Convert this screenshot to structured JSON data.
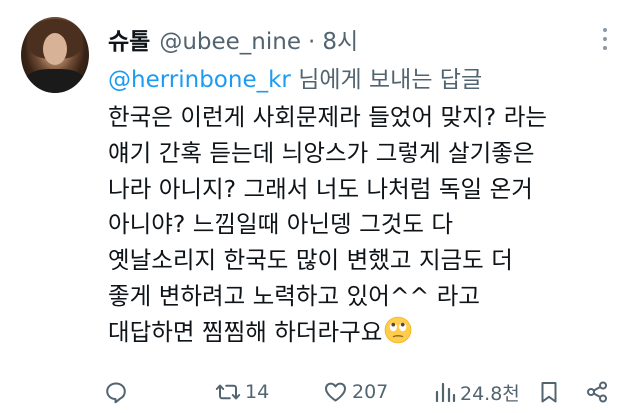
{
  "tweet": {
    "display_name": "슈톨",
    "handle": "@ubee_nine",
    "separator": "·",
    "time": "8시",
    "reply_to": {
      "mention": "@herrinbone_kr",
      "suffix": " 님에게 보내는 답글"
    },
    "body_lines": [
      "한국은 이런게 사회문제라 들었어 맞지? 라는",
      "얘기 간혹 듣는데 늬앙스가 그렇게 살기좋은",
      "나라 아니지? 그래서 너도 나처럼 독일 온거",
      "아니야? 느낌일때 아닌뎅 그것도 다",
      "옛날소리지 한국도 많이 변했고 지금도 더",
      "좋게 변하려고 노력하고 있어^^ 라고",
      "대답하면 찜찜해 하더라구요"
    ],
    "body_emoji": "face-with-rolling-eyes"
  },
  "actions": {
    "reply_icon": "reply-icon",
    "retweet_icon": "retweet-icon",
    "retweet_count": "14",
    "like_icon": "heart-icon",
    "like_count": "207",
    "views_icon": "views-icon",
    "views_count": "24.8천",
    "bookmark_icon": "bookmark-icon",
    "share_icon": "share-icon"
  },
  "colors": {
    "text": "#0f1419",
    "secondary": "#536471",
    "link": "#1d9bf0",
    "background": "#ffffff"
  }
}
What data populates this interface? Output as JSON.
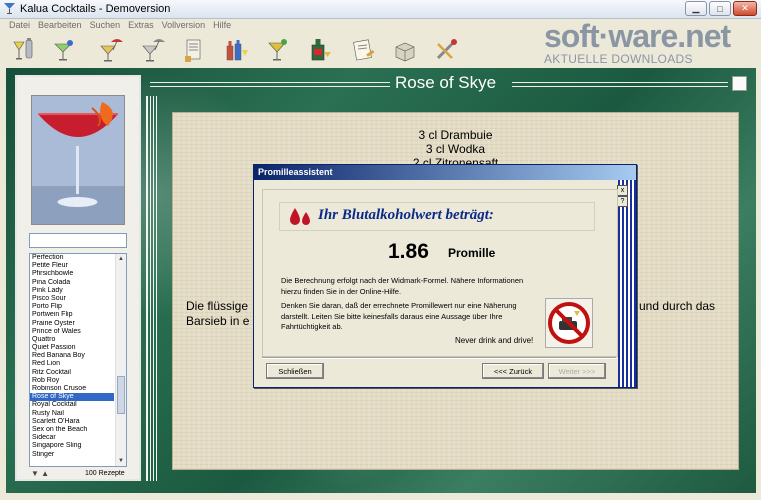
{
  "window": {
    "title": "Kalua Cocktails - Demoversion"
  },
  "menu": [
    "Datei",
    "Bearbeiten",
    "Suchen",
    "Extras",
    "Vollversion",
    "Hilfe"
  ],
  "toolbar": {
    "icons": [
      "cocktail-shaker-icon",
      "martini-glass-icon",
      "cocktail-umbrella-icon",
      "cocktail-umbrella-grey-icon",
      "recipe-book-icon",
      "bottles-icon",
      "cocktail-glass-icon",
      "liqueur-bottle-icon",
      "notepad-icon",
      "open-box-icon",
      "tools-icon"
    ]
  },
  "logo": {
    "main": "soft·ware.net",
    "sub": "AKTUELLE DOWNLOADS"
  },
  "recipe": {
    "title": "Rose of Skye",
    "ingredients": [
      "3 cl  Drambuie",
      "3 cl  Wodka",
      "2 cl  Zitronensaft"
    ],
    "instructions_left": "Die flüssige\nBarsieb in e",
    "instructions_right": "und durch das"
  },
  "cocktail_list": {
    "items": [
      "Perfection",
      "Petite Fleur",
      "Pfirsichbowle",
      "Pina Colada",
      "Pink Lady",
      "Pisco Sour",
      "Porto Flip",
      "Portwein Flip",
      "Prairie Oyster",
      "Prince of Wales",
      "Quattro",
      "Quiet Passion",
      "Red Banana Boy",
      "Red Lion",
      "Ritz Cocktail",
      "Rob Roy",
      "Robinson Crusoe",
      "Rose of Skye",
      "Royal Cocktail",
      "Rusty Nail",
      "Scarlett O'Hara",
      "Sex on the Beach",
      "Sidecar",
      "Singapore Sling",
      "Stinger"
    ],
    "selected": "Rose of Skye",
    "count_label": "100 Rezepte"
  },
  "dialog": {
    "title": "Promilleassistent",
    "banner": "Ihr Blutalkoholwert beträgt:",
    "value": "1.86",
    "unit": "Promille",
    "paragraph1": "Die Berechnung erfolgt nach der Widmark-Formel. Nähere Informationen hierzu finden Sie in der Online-Hilfe.",
    "paragraph2": "Denken Sie daran, daß der errechnete Promillewert nur eine Näherung darstellt. Leiten Sie bitte keinesfalls daraus eine Aussage über Ihre Fahrtüchtigkeit ab.",
    "slogan": "Never drink and drive!",
    "buttons": {
      "close": "Schließen",
      "back": "<<< Zurück",
      "next": "Weiter >>>"
    },
    "icon_help": "?",
    "icon_close": "x"
  },
  "colors": {
    "marble": "#1f5c3e",
    "dialog_title_start": "#0a246a",
    "dialog_title_end": "#a6caf0",
    "list_selection": "#3168c6",
    "banner_text": "#0a2a8a"
  }
}
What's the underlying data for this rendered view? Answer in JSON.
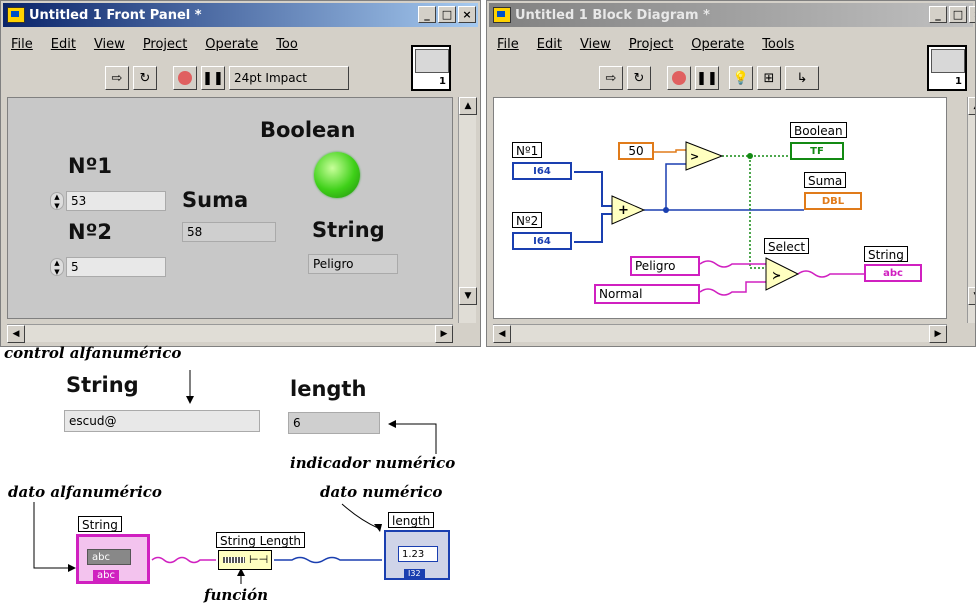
{
  "front_panel": {
    "title": "Untitled 1 Front Panel *",
    "menu": [
      "File",
      "Edit",
      "View",
      "Project",
      "Operate",
      "Too"
    ],
    "font_selector": "24pt Impact",
    "icon_number": "1",
    "controls": {
      "n1_label": "Nº1",
      "n1_value": "53",
      "n2_label": "Nº2",
      "n2_value": "5",
      "suma_label": "Suma",
      "suma_value": "58",
      "boolean_label": "Boolean",
      "string_label": "String",
      "string_value": "Peligro"
    },
    "window_buttons": [
      "_",
      "□",
      "×"
    ]
  },
  "block_diagram": {
    "title": "Untitled 1 Block Diagram *",
    "menu": [
      "File",
      "Edit",
      "View",
      "Project",
      "Operate",
      "Tools"
    ],
    "icon_number": "1",
    "nodes": {
      "n1": "Nº1",
      "n1_type": "I64",
      "n2": "Nº2",
      "n2_type": "I64",
      "const50": "50",
      "boolean": "Boolean",
      "boolean_type": "TF",
      "suma": "Suma",
      "suma_type": "DBL",
      "select": "Select",
      "peligro": "Peligro",
      "normal": "Normal",
      "string": "String",
      "string_type": "abc"
    }
  },
  "tutorial": {
    "note_control": "control alfanumérico",
    "string_label": "String",
    "string_value": "escud@",
    "length_label": "length",
    "length_value": "6",
    "note_indicator": "indicador numérico",
    "note_dato_alfa": "dato alfanumérico",
    "note_dato_num": "dato numérico",
    "node_string": "String",
    "node_string_inner": "abc",
    "node_string_type": "abc",
    "node_strlen": "String Length",
    "node_length": "length",
    "node_length_inner": "1.23",
    "node_length_type": "I32",
    "note_funcion": "función"
  },
  "colors": {
    "int_wire": "#1a3fb0",
    "dbl_wire": "#e07b1a",
    "bool_wire": "#138a13",
    "string_wire": "#d020c0",
    "led_on": "#3ed018"
  }
}
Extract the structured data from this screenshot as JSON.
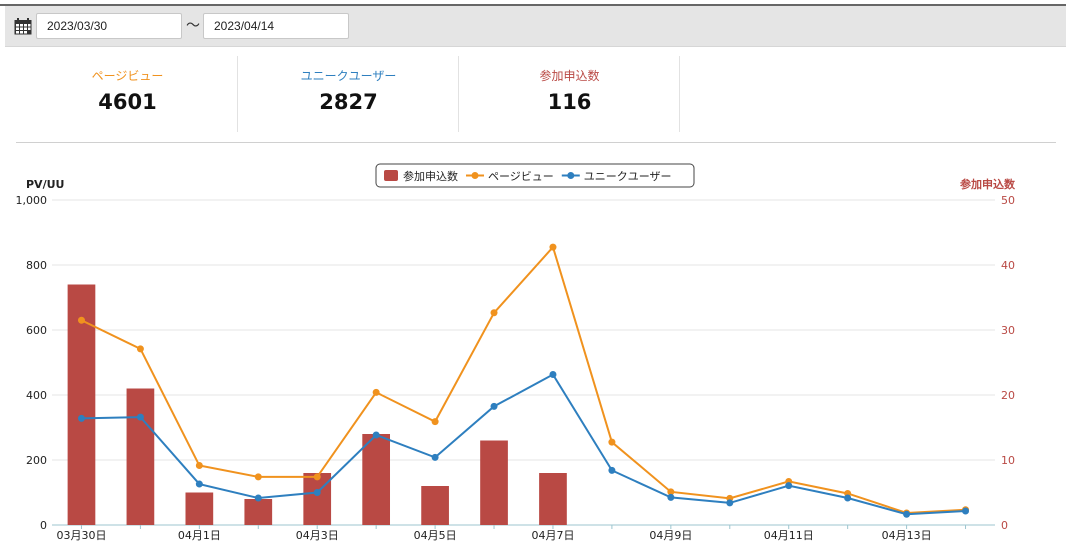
{
  "filter": {
    "date_from": "2023/03/30",
    "separator": "〜",
    "date_to": "2023/04/14"
  },
  "summary": [
    {
      "label": "ページビュー",
      "value": "4601",
      "color": "#f0921e"
    },
    {
      "label": "ユニークユーザー",
      "value": "2827",
      "color": "#2e7fbf"
    },
    {
      "label": "参加申込数",
      "value": "116",
      "color": "#b94944"
    }
  ],
  "icons": {
    "calendar": "calendar-icon"
  },
  "colors": {
    "bar": "#b94944",
    "pageviews": "#f0921e",
    "uniques": "#2e7fbf",
    "right_axis": "#b94944"
  },
  "chart_data": {
    "type": "bar+line",
    "x": [
      "03月30日",
      "03月31日",
      "04月1日",
      "04月2日",
      "04月3日",
      "04月4日",
      "04月5日",
      "04月6日",
      "04月7日",
      "04月8日",
      "04月9日",
      "04月10日",
      "04月11日",
      "04月12日",
      "04月13日",
      "04月14日"
    ],
    "x_tick_labels": [
      "03月30日",
      "",
      "04月1日",
      "",
      "04月3日",
      "",
      "04月5日",
      "",
      "04月7日",
      "",
      "04月9日",
      "",
      "04月11日",
      "",
      "04月13日",
      ""
    ],
    "left_axis": {
      "label": "PV/UU",
      "ylim": [
        0,
        1000
      ],
      "ticks": [
        "0",
        "200",
        "400",
        "600",
        "800",
        "1,000"
      ]
    },
    "right_axis": {
      "label": "参加申込数",
      "ylim": [
        0,
        50
      ],
      "ticks": [
        "0",
        "10",
        "20",
        "30",
        "40",
        "50"
      ]
    },
    "grid": true,
    "legend_position": "top-center",
    "series": [
      {
        "name": "参加申込数",
        "kind": "bar",
        "axis": "right",
        "values": [
          37,
          21,
          5,
          4,
          8,
          14,
          6,
          13,
          8,
          0,
          0,
          0,
          0,
          0,
          0,
          0
        ]
      },
      {
        "name": "ページビュー",
        "kind": "line",
        "axis": "left",
        "values": [
          630,
          542,
          183,
          148,
          148,
          408,
          318,
          653,
          855,
          255,
          102,
          82,
          134,
          97,
          37,
          47
        ]
      },
      {
        "name": "ユニークユーザー",
        "kind": "line",
        "axis": "left",
        "values": [
          328,
          332,
          126,
          83,
          100,
          277,
          208,
          365,
          463,
          168,
          85,
          68,
          121,
          83,
          33,
          43
        ]
      }
    ]
  }
}
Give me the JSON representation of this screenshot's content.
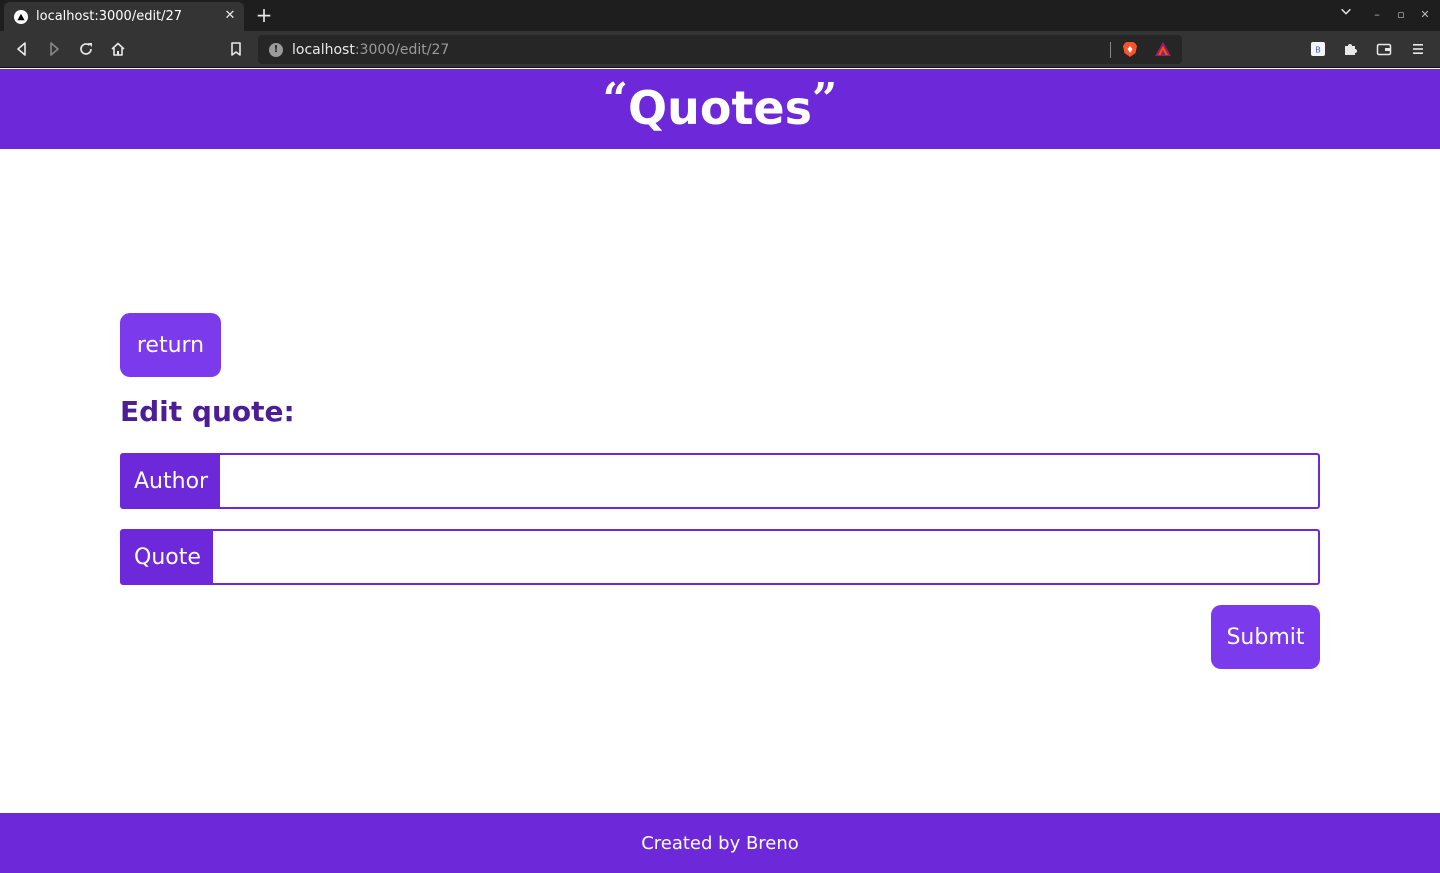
{
  "browser": {
    "tab_title": "localhost:3000/edit/27",
    "tab_close": "✕",
    "new_tab": "+",
    "url_host": "localhost",
    "url_path": ":3000/edit/27",
    "window_controls": [
      "–",
      "▫",
      "✕"
    ]
  },
  "header": {
    "open_quote": "“",
    "title": "Quotes",
    "close_quote": "”"
  },
  "main": {
    "return_label": "return",
    "heading": "Edit quote:",
    "author_label": "Author",
    "author_value": "",
    "quote_label": "Quote",
    "quote_value": "",
    "submit_label": "Submit"
  },
  "footer": {
    "text": "Created by Breno"
  },
  "colors": {
    "brand": "#6d28d9",
    "button": "#7c3aed",
    "heading": "#4c1d95"
  }
}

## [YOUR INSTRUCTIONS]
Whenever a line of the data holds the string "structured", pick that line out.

## [ANSWER SECTION]
Convert this screenshot to structured JSON data.
Extract the structured data from this screenshot as JSON.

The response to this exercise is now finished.